▶ [Exercise]:
One number alone answers this: the count of lines below in which the word "Hyper" is found.

Website and app data records:
====
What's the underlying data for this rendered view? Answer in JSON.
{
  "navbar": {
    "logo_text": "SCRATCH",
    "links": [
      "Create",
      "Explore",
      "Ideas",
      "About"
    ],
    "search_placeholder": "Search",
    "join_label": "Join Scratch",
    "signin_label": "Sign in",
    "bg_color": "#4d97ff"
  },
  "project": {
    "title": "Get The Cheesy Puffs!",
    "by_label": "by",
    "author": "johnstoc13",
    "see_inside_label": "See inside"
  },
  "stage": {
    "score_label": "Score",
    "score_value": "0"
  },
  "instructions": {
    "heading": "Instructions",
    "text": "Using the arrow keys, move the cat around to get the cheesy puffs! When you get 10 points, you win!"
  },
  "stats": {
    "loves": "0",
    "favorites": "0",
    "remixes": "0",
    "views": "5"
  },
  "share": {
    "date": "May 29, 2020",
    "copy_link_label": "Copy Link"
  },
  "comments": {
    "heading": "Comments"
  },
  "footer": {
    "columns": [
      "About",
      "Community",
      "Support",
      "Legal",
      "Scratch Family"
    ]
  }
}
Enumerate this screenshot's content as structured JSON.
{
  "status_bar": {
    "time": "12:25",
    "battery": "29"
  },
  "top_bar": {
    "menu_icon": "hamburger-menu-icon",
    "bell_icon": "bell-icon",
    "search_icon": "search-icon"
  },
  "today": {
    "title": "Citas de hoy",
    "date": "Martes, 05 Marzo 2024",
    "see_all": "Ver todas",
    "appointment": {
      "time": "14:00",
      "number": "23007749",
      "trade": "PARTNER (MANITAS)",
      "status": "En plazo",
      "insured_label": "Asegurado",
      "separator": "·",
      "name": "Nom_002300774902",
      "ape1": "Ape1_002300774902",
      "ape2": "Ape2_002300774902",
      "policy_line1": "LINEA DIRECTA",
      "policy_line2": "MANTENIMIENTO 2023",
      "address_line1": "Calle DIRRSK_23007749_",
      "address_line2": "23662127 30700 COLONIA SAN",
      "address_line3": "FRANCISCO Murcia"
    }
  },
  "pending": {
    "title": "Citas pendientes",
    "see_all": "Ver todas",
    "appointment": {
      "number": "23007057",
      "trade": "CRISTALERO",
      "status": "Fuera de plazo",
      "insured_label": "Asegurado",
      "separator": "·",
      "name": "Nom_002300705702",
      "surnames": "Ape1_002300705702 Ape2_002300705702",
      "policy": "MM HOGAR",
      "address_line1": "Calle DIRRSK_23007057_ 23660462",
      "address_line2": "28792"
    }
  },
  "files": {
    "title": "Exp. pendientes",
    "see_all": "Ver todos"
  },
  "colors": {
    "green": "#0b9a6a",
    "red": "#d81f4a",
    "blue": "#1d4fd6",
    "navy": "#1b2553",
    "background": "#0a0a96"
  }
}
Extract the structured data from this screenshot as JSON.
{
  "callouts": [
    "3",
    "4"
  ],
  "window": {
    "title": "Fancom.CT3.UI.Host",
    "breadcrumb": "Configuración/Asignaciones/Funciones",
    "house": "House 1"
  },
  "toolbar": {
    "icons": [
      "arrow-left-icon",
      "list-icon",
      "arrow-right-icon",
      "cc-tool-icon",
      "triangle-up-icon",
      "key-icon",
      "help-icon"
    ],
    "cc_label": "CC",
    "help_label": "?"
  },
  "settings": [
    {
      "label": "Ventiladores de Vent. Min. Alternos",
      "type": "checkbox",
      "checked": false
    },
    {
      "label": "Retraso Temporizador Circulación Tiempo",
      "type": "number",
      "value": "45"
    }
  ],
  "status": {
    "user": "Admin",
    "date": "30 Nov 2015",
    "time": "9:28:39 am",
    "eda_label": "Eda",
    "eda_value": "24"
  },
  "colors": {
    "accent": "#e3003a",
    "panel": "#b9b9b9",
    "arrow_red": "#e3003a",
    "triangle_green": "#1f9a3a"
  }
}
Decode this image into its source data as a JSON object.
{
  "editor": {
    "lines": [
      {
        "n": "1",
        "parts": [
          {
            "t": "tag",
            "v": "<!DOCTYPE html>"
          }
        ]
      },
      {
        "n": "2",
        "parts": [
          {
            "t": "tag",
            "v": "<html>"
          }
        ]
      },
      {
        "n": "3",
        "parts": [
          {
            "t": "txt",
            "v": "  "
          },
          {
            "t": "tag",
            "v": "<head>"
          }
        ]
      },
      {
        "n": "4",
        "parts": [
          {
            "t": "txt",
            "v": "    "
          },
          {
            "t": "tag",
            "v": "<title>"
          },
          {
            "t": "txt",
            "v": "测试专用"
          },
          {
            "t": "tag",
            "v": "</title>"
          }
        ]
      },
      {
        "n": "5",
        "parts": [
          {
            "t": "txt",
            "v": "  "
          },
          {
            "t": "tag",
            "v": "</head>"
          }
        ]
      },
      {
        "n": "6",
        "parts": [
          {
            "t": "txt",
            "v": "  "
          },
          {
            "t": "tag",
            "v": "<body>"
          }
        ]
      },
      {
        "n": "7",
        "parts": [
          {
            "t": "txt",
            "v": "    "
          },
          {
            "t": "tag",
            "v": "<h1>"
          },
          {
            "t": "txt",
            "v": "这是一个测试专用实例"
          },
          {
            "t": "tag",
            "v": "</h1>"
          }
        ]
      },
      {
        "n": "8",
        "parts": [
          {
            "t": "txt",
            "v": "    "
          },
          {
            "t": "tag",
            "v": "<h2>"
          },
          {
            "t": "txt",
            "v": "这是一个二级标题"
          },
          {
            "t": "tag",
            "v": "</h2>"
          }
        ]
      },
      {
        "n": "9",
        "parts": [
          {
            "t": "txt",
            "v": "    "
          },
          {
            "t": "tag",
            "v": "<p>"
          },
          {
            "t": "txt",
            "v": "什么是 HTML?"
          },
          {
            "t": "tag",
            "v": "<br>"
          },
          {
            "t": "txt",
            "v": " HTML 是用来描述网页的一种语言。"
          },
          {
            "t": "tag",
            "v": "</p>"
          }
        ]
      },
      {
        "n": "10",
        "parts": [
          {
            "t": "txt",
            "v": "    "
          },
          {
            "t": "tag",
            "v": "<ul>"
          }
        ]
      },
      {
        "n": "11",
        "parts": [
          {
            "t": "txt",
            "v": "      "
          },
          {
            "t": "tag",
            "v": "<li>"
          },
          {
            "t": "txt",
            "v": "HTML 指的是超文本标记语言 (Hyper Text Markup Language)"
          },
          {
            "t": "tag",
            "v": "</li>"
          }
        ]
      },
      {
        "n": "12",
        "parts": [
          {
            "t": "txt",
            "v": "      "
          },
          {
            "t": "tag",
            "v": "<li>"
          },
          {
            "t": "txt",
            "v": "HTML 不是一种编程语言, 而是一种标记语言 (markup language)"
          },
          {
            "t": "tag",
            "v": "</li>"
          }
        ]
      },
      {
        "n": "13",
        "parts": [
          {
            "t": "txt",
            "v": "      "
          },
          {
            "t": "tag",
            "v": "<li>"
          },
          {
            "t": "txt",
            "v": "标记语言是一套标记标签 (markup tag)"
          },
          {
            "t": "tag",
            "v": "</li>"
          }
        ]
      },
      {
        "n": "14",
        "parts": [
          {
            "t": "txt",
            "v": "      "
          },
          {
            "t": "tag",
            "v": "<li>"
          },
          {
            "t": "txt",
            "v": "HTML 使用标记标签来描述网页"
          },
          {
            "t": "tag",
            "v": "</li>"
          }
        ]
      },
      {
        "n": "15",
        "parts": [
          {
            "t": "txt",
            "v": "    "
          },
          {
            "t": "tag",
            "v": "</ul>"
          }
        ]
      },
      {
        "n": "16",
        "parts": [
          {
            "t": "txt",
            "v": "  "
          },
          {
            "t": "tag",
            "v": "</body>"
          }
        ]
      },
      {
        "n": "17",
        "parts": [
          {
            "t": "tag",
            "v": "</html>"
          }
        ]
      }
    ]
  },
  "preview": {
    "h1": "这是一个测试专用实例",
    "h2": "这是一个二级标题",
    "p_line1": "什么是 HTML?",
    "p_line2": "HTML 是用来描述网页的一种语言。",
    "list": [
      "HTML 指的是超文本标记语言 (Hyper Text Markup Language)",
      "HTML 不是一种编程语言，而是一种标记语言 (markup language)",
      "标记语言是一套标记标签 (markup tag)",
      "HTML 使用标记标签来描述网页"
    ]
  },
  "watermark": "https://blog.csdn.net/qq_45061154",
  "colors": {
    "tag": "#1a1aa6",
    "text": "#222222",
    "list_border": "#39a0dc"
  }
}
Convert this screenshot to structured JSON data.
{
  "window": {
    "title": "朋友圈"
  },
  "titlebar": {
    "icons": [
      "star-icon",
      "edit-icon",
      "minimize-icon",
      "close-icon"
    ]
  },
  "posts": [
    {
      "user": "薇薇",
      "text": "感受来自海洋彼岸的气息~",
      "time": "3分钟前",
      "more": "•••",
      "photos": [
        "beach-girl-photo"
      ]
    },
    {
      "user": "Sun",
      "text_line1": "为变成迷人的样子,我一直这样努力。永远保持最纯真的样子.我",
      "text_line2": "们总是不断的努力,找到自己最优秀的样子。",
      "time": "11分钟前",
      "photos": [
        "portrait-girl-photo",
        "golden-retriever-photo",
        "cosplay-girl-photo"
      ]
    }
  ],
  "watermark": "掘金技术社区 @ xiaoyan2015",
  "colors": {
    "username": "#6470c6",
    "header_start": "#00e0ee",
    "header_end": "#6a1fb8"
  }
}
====
▶ [Reply]:
2